So much for the one component of aesthetic competence, aesthetic emotion. Models of aesthetic experience reflect the parallel cognitive and social components for the emergence of aesthetic judgment. The evaluation of sensory impressions is compared with previous experience; pattern and content recognition are conceived as conscious reception with individual and social interpretation schemes and merged with affection, the aesthetic emotion, to form a judgment. This judgment can be communicated and undergoes changes.
Through social contacts, people have always been enabled to inspect, see, hear or feel artefacts, attend their event or select them through reading.
In spite of this social feedback, the direction in the pre-digital past was given, the sensual experience of artefacts almost always took place before the aesthetic judgment. Canonical education and socio-cultural Meta texts, filtered by journalistic institutions and art critique, formed the aesthetic power of judgment.
Canonical education, reading literacy, and aesthetic experience training are increasingly based less on educational institutions. The primary source of information about innovations and stored information about artefacts is the Internet. The problem: What we don’t search in the Internet is not to be found. Sensual experience is increasingly taking place after human-computer interaction, the confirmation of one’s own digital identity. The judgment is before contact with the artefact with all contingent problems.
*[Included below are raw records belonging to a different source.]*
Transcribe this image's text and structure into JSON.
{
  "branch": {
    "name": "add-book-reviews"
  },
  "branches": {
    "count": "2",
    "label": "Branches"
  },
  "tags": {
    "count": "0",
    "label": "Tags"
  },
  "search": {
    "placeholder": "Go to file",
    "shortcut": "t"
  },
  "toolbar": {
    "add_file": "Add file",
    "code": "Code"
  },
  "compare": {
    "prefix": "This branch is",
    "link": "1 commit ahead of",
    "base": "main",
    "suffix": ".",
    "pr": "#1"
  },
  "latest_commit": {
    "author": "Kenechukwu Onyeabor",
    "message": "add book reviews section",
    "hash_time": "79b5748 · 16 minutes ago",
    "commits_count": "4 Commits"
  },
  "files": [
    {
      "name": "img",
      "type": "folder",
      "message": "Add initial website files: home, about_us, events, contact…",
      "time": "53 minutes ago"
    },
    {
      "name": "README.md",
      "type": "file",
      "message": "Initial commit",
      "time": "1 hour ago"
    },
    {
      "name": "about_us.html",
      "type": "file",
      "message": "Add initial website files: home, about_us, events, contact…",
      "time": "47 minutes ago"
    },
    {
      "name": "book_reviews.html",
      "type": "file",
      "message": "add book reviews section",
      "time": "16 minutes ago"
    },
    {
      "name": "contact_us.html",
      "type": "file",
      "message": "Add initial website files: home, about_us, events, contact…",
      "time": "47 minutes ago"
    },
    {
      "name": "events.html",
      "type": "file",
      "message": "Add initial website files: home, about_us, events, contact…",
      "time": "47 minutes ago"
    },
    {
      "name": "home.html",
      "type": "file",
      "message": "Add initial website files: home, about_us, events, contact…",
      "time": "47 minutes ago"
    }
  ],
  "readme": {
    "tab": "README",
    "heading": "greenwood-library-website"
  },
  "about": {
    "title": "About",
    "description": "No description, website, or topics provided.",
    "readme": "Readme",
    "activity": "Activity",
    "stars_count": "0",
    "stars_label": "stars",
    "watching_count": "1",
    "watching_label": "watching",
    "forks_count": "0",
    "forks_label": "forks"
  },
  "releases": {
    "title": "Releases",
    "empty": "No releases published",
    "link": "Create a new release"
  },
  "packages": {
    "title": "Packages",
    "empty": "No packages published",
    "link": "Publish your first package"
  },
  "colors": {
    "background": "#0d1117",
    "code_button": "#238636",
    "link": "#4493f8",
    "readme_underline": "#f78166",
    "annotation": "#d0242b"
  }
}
Cultural Meta texts are replaced by discourses in the digital communication space. However, these discourses have to be conducted.
The YOURARTBEAT blog calls for sensual experience before aesthetic judgement. It trains aesthetic competence in one’s own description of experiences and the explanation of judgements. It provides new opportunities of the network to participate in aesthetic discourse, and the creation of permanent interactive artefacts. Participants of YOURARTBEAT create Meta Art.